─── Data extract

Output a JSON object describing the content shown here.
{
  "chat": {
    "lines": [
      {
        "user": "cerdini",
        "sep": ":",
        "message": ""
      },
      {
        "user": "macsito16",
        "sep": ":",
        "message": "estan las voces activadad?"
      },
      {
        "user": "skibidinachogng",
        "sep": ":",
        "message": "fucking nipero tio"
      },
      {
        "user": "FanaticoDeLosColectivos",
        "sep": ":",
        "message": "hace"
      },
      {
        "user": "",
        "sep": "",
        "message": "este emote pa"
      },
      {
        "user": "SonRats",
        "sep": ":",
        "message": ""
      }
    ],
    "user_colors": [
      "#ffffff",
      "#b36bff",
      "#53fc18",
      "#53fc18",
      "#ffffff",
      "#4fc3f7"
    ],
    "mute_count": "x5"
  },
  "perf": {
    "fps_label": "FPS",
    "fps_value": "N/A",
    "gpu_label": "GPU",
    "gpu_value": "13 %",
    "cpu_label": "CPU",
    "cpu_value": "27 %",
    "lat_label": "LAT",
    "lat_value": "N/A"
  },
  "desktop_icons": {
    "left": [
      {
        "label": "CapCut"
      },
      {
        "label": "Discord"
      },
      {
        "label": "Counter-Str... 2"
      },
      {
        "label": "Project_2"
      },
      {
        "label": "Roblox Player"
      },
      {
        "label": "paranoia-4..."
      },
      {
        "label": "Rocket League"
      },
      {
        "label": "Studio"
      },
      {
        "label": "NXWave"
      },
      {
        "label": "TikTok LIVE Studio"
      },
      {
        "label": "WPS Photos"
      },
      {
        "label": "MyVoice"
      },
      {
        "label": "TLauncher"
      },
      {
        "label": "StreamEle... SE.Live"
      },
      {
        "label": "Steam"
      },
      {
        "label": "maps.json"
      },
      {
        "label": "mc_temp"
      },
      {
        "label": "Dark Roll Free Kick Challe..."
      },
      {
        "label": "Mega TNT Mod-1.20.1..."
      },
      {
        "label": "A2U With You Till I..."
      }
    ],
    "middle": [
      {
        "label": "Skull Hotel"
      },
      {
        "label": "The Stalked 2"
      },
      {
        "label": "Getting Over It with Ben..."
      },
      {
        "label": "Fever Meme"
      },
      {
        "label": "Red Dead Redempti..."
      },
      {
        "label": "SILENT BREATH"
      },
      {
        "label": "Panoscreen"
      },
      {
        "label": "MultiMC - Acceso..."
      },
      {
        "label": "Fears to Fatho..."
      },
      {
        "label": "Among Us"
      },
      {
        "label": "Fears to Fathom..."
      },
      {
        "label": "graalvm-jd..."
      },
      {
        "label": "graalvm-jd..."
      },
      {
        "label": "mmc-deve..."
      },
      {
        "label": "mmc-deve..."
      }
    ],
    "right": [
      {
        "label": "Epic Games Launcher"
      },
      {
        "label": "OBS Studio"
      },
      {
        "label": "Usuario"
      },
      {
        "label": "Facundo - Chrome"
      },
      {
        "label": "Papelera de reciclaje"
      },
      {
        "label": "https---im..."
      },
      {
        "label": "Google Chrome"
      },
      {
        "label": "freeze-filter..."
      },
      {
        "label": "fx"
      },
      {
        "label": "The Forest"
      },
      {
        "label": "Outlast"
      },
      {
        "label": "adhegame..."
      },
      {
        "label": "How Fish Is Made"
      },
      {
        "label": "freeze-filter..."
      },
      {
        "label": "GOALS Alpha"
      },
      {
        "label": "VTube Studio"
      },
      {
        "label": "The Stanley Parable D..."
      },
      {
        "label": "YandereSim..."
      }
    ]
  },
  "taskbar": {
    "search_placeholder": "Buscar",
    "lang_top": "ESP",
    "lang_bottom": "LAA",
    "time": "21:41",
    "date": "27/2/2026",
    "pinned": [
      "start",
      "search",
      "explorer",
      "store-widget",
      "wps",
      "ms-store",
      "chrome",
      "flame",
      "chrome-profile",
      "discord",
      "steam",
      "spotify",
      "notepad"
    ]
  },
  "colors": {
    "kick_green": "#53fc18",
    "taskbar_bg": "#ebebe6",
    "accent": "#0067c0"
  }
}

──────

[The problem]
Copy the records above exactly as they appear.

[Task result]
Output a JSON object describing the content shown here.
{
  "chat": {
    "lines": [
      {
        "user": "cerdini",
        "sep": ":",
        "message": ""
      },
      {
        "user": "macsito16",
        "sep": ":",
        "message": "estan las voces activadad?"
      },
      {
        "user": "skibidinachogng",
        "sep": ":",
        "message": "fucking nipero tio"
      },
      {
        "user": "FanaticoDeLosColectivos",
        "sep": ":",
        "message": "hace"
      },
      {
        "user": "",
        "sep": "",
        "message": "este emote pa"
      },
      {
        "user": "SonRats",
        "sep": ":",
        "message": ""
      }
    ],
    "user_colors": [
      "#ffffff",
      "#b36bff",
      "#53fc18",
      "#53fc18",
      "#ffffff",
      "#4fc3f7"
    ],
    "mute_count": "x5"
  },
  "perf": {
    "fps_label": "FPS",
    "fps_value": "N/A",
    "gpu_label": "GPU",
    "gpu_value": "13 %",
    "cpu_label": "CPU",
    "cpu_value": "27 %",
    "lat_label": "LAT",
    "lat_value": "N/A"
  },
  "desktop_icons": {
    "left": [
      {
        "label": "CapCut"
      },
      {
        "label": "Discord"
      },
      {
        "label": "Counter-Str... 2"
      },
      {
        "label": "Project_2"
      },
      {
        "label": "Roblox Player"
      },
      {
        "label": "paranoia-4..."
      },
      {
        "label": "Rocket League"
      },
      {
        "label": "Studio"
      },
      {
        "label": "NXWave"
      },
      {
        "label": "TikTok LIVE Studio"
      },
      {
        "label": "WPS Photos"
      },
      {
        "label": "MyVoice"
      },
      {
        "label": "TLauncher"
      },
      {
        "label": "StreamEle... SE.Live"
      },
      {
        "label": "Steam"
      },
      {
        "label": "maps.json"
      },
      {
        "label": "mc_temp"
      },
      {
        "label": "Dark Roll Free Kick Challe..."
      },
      {
        "label": "Mega TNT Mod-1.20.1..."
      },
      {
        "label": "A2U With You Till I..."
      }
    ],
    "middle": [
      {
        "label": "Skull Hotel"
      },
      {
        "label": "The Stalked 2"
      },
      {
        "label": "Getting Over It with Ben..."
      },
      {
        "label": "Fever Meme"
      },
      {
        "label": "Red Dead Redempti..."
      },
      {
        "label": "SILENT BREATH"
      },
      {
        "label": "Panoscreen"
      },
      {
        "label": "MultiMC - Acceso..."
      },
      {
        "label": "Fears to Fatho..."
      },
      {
        "label": "Among Us"
      },
      {
        "label": "Fears to Fathom..."
      },
      {
        "label": "graalvm-jd..."
      },
      {
        "label": "graalvm-jd..."
      },
      {
        "label": "mmc-deve..."
      },
      {
        "label": "mmc-deve..."
      }
    ],
    "right": [
      {
        "label": "Epic Games Launcher"
      },
      {
        "label": "OBS Studio"
      },
      {
        "label": "Usuario"
      },
      {
        "label": "Facundo - Chrome"
      },
      {
        "label": "Papelera de reciclaje"
      },
      {
        "label": "https---im..."
      },
      {
        "label": "Google Chrome"
      },
      {
        "label": "freeze-filter..."
      },
      {
        "label": "fx"
      },
      {
        "label": "The Forest"
      },
      {
        "label": "Outlast"
      },
      {
        "label": "adhegame..."
      },
      {
        "label": "How Fish Is Made"
      },
      {
        "label": "freeze-filter..."
      },
      {
        "label": "GOALS Alpha"
      },
      {
        "label": "VTube Studio"
      },
      {
        "label": "The Stanley Parable D..."
      },
      {
        "label": "YandereSim..."
      }
    ]
  },
  "taskbar": {
    "search_placeholder": "Buscar",
    "lang_top": "ESP",
    "lang_bottom": "LAA",
    "time": "21:41",
    "date": "27/2/2026",
    "pinned": [
      "start",
      "search",
      "explorer",
      "store-widget",
      "wps",
      "ms-store",
      "chrome",
      "flame",
      "chrome-profile",
      "discord",
      "steam",
      "spotify",
      "notepad"
    ]
  },
  "colors": {
    "kick_green": "#53fc18",
    "taskbar_bg": "#ebebe6",
    "accent": "#0067c0"
  }
}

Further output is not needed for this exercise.